In brief... A 'Re-Design' project - How to make your own fold-down, re-usable cup that collapses from 16cm high down to 2cm, can fit in a pocket or clip onto a belt, holds hot beverages without burning your hand and is made almost entirely from sustainable, used materials.
I'm a third year year industrial design/mech eng student studying in Australia (fun :-) ), and for a recent assignment, we familiarised ourselves with the movement known as redesign - a collaboration of product designers who endeavor to take used components/materials, and make new products from them in a sustainable way (http://www.redesigndesign.org/ is a main website if you're interested).
My personal project, therefore, was to prevent the purchase of plastic P.E.T water bottles by devising a cup that was convenient and portable to carry around and use every day (after all, in many places, the health standards are higher for tapwater than bottled). Moreover, it had to be long lasting, easy to clean, recyclable, and able to hold the hot uni-cafe coffee I inevitably need, after staying awake all night working on things like, well, this.
The result is a cup that can hold more than a can of soft-drink when full, yet is about 2cm thick when flattened, and fits easily in a pocket (it can also be looped securely onto a belt). The shape does not transmit heat to the hand easily, and best of all; it's made mostly from the polypropylene covers of used folders where the spine had broken.

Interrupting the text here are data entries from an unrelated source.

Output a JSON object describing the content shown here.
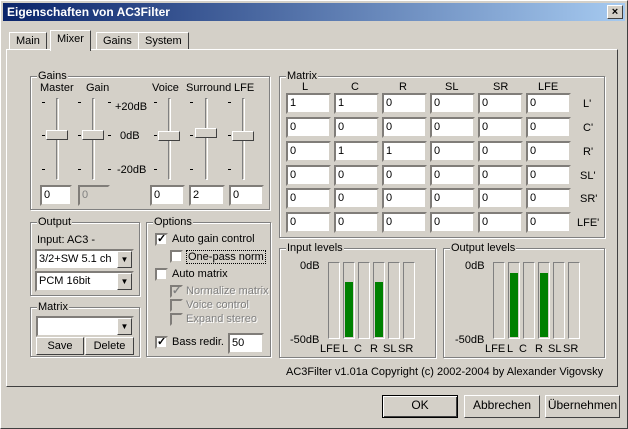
{
  "window": {
    "title": "Eigenschaften von AC3Filter",
    "close": "×"
  },
  "tabs": [
    {
      "label": "Main"
    },
    {
      "label": "Mixer"
    },
    {
      "label": "Gains"
    },
    {
      "label": "System"
    }
  ],
  "gains": {
    "group": "Gains",
    "master": "Master",
    "gain": "Gain",
    "voice": "Voice",
    "surround": "Surround",
    "lfe": "LFE",
    "scale_top": "+20dB",
    "scale_mid": "0dB",
    "scale_bot": "-20dB",
    "master_value": "0",
    "gain_value": "0",
    "voice_value": "0",
    "surround_value": "2",
    "lfe_value": "0"
  },
  "output": {
    "group": "Output",
    "input_label": "Input: AC3 -",
    "speakers": "3/2+SW 5.1 ch",
    "format": "PCM 16bit"
  },
  "matrix_preset": {
    "group": "Matrix",
    "value": "",
    "save": "Save",
    "delete": "Delete"
  },
  "options": {
    "group": "Options",
    "auto_gain": "Auto gain control",
    "one_pass": "One-pass norm",
    "auto_matrix": "Auto matrix",
    "normalize": "Normalize matrix",
    "voice_control": "Voice control",
    "expand_stereo": "Expand stereo",
    "bass_redir": "Bass redir.",
    "bass_value": "50"
  },
  "matrix": {
    "group": "Matrix",
    "cols": [
      "L",
      "C",
      "R",
      "SL",
      "SR",
      "LFE"
    ],
    "rows": [
      "L'",
      "C'",
      "R'",
      "SL'",
      "SR'",
      "LFE'"
    ],
    "values": [
      [
        "1",
        "1",
        "0",
        "0",
        "0",
        "0"
      ],
      [
        "0",
        "0",
        "0",
        "0",
        "0",
        "0"
      ],
      [
        "0",
        "1",
        "1",
        "0",
        "0",
        "0"
      ],
      [
        "0",
        "0",
        "0",
        "0",
        "0",
        "0"
      ],
      [
        "0",
        "0",
        "0",
        "0",
        "0",
        "0"
      ],
      [
        "0",
        "0",
        "0",
        "0",
        "0",
        "0"
      ]
    ]
  },
  "input_levels": {
    "group": "Input levels",
    "top": "0dB",
    "bottom": "-50dB",
    "channels": [
      "LFE",
      "L",
      "C",
      "R",
      "SL",
      "SR"
    ],
    "levels": [
      0,
      0.74,
      0,
      0.74,
      0,
      0
    ]
  },
  "output_levels": {
    "group": "Output levels",
    "top": "0dB",
    "bottom": "-50dB",
    "channels": [
      "LFE",
      "L",
      "C",
      "R",
      "SL",
      "SR"
    ],
    "levels": [
      0,
      0.85,
      0,
      0.85,
      0,
      0
    ]
  },
  "copyright": "AC3Filter v1.01a Copyright (c) 2002-2004 by Alexander Vigovsky",
  "buttons": {
    "ok": "OK",
    "cancel": "Abbrechen",
    "apply": "Übernehmen"
  }
}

I write this instructable in the hopes that others may also manufacture one, and I intend, with time, to refine this project further.

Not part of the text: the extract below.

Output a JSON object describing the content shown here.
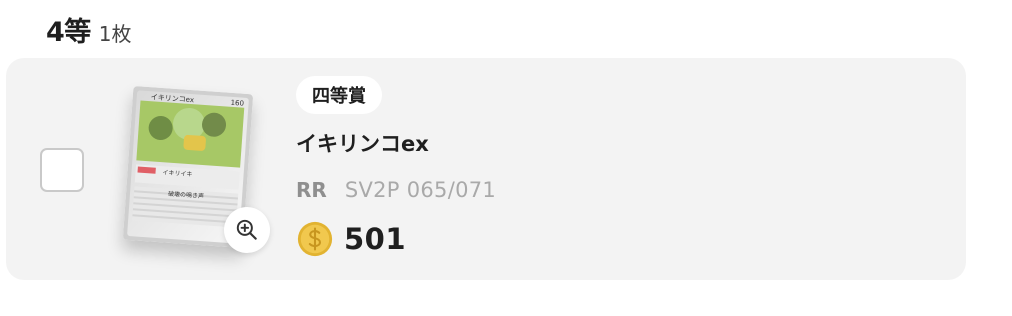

Step 1: Materials
You will require:
- Polypropylene plastic sheet, approximately 0.5mm thick. If you wish to adhere to redesign principles, I got mine from a marbig folder that had split along a seam- you can use any brand or translucent colour that has a flat section larger than 23cm x 26cm.
NOTE: It's important that the plastic is PP as it has 'living hinge' fold characteristics that allow it to be continuously bent without eventually snapping. Check the recycling code - it should have a 5 in the middle of the recycle symbol, and PP underneath it. If you can't, try going to: http://www.modernplastics.com/how_to_identify_plastics.htm